If an EV's poly phase(3) Motor(s) are disconnected from it's inverter('s}, the inverter output is set to 60Hz, an acceptable voltage is maintained, and an acceptable(sinusoidal) wave form is achieved, the EV to a greater, or lesser extent, can power a home. Big dumb motors would run like topsy, resistance loads wouldn't notice, but pickier loads might act up, for instance power supplies that already have a high ripple voltage, or looking at it another way smallish capacitors across the output of their rectifiers.
If DC power is placed on the DC buss of the inverter, or the battery buss the car can "power" a home indefinitely, serving as storage solution, and inverter.
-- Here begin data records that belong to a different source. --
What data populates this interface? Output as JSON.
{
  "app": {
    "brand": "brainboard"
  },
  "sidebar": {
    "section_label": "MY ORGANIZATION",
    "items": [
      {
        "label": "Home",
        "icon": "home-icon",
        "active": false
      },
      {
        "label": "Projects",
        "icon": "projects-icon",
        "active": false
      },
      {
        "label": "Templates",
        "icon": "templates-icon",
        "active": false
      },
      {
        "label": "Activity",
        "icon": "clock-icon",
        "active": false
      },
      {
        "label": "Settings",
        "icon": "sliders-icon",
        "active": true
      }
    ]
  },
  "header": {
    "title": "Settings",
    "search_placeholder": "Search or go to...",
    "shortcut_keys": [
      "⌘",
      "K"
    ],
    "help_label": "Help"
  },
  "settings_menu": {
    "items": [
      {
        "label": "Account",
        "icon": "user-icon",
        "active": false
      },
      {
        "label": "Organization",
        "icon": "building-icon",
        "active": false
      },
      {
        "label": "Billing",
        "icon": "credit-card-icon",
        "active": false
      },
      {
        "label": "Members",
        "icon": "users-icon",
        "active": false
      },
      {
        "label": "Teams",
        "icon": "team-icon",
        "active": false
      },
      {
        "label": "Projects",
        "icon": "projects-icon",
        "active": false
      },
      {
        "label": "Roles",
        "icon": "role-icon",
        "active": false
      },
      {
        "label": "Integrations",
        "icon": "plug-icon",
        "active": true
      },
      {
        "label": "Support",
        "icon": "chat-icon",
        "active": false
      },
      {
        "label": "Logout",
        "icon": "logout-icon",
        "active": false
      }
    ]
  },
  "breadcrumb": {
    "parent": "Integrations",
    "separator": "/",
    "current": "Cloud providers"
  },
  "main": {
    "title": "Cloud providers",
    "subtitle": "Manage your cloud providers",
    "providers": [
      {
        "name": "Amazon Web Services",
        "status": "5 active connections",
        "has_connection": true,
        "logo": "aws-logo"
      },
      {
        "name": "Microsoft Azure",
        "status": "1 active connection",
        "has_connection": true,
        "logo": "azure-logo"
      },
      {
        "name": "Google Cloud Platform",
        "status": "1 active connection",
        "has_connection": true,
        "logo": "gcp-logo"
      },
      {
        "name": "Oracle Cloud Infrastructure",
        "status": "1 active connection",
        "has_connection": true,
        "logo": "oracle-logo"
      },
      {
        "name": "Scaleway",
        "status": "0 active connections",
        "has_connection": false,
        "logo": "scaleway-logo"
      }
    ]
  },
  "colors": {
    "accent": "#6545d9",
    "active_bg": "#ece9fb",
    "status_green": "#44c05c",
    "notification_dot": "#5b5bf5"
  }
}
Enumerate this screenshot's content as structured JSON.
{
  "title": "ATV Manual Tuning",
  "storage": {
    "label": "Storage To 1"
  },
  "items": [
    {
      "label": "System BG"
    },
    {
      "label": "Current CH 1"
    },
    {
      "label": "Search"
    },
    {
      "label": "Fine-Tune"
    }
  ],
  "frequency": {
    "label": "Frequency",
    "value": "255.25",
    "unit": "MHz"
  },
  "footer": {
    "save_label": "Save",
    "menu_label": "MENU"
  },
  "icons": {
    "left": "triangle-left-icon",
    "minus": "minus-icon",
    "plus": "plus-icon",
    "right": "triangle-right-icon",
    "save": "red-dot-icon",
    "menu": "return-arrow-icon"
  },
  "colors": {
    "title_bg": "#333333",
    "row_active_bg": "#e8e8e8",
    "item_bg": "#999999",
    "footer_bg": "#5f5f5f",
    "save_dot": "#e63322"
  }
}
This means that with a photovoltaic array, configured to the correct voltage, or using DC-DC converter/MPPT units similar to what SolarEdge manufactures, can supplement, or charge the EV batteries.
An EV that could do these things would form 2/3 of an "off the grid", or "back up" function better than anything else in terms of power. It would only lack a "prime mover". It could run your conventional heat pump, your well pump, your water heater, your air compressor, and in fact, it could run your neighbor's houses too.
Wikipedia lists the model 3 rear motor as 192 kW. In order to get 192 kW out of an induction motor, yes that's what it is, your inverter would need to supply around 213 kVA, assuming a power factor above 0.9.